───── SUPPLIED MATERIAL
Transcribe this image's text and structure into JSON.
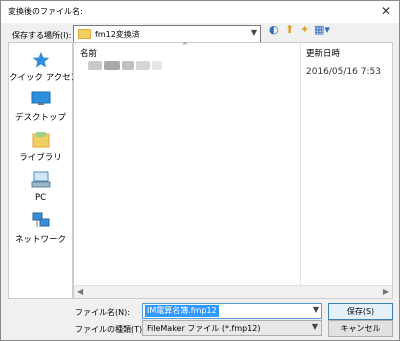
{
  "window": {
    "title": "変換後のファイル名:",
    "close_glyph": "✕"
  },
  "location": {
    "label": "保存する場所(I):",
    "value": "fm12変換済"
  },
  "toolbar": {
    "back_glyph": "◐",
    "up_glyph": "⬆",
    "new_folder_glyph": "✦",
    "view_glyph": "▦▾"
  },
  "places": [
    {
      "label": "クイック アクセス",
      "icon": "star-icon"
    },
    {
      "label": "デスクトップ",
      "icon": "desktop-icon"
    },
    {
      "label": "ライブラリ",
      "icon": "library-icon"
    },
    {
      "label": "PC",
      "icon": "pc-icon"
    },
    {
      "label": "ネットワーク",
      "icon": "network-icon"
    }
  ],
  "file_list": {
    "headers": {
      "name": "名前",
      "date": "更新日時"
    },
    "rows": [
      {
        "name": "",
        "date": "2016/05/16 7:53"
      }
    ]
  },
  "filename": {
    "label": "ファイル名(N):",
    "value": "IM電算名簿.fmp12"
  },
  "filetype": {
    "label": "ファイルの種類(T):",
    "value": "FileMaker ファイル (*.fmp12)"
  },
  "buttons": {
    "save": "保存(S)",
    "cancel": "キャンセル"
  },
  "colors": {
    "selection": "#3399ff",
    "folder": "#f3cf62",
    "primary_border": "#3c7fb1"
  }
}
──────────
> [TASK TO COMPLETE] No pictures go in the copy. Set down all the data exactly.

> [EXERCISE RESULT]
Transcribe this image's text and structure into JSON.
{
  "window": {
    "title": "変換後のファイル名:",
    "close_glyph": "✕"
  },
  "location": {
    "label": "保存する場所(I):",
    "value": "fm12変換済"
  },
  "toolbar": {
    "back_glyph": "◐",
    "up_glyph": "⬆",
    "new_folder_glyph": "✦",
    "view_glyph": "▦▾"
  },
  "places": [
    {
      "label": "クイック アクセス",
      "icon": "star-icon"
    },
    {
      "label": "デスクトップ",
      "icon": "desktop-icon"
    },
    {
      "label": "ライブラリ",
      "icon": "library-icon"
    },
    {
      "label": "PC",
      "icon": "pc-icon"
    },
    {
      "label": "ネットワーク",
      "icon": "network-icon"
    }
  ],
  "file_list": {
    "headers": {
      "name": "名前",
      "date": "更新日時"
    },
    "rows": [
      {
        "name": "",
        "date": "2016/05/16 7:53"
      }
    ]
  },
  "filename": {
    "label": "ファイル名(N):",
    "value": "IM電算名簿.fmp12"
  },
  "filetype": {
    "label": "ファイルの種類(T):",
    "value": "FileMaker ファイル (*.fmp12)"
  },
  "buttons": {
    "save": "保存(S)",
    "cancel": "キャンセル"
  },
  "colors": {
    "selection": "#3399ff",
    "folder": "#f3cf62",
    "primary_border": "#3c7fb1"
  }
}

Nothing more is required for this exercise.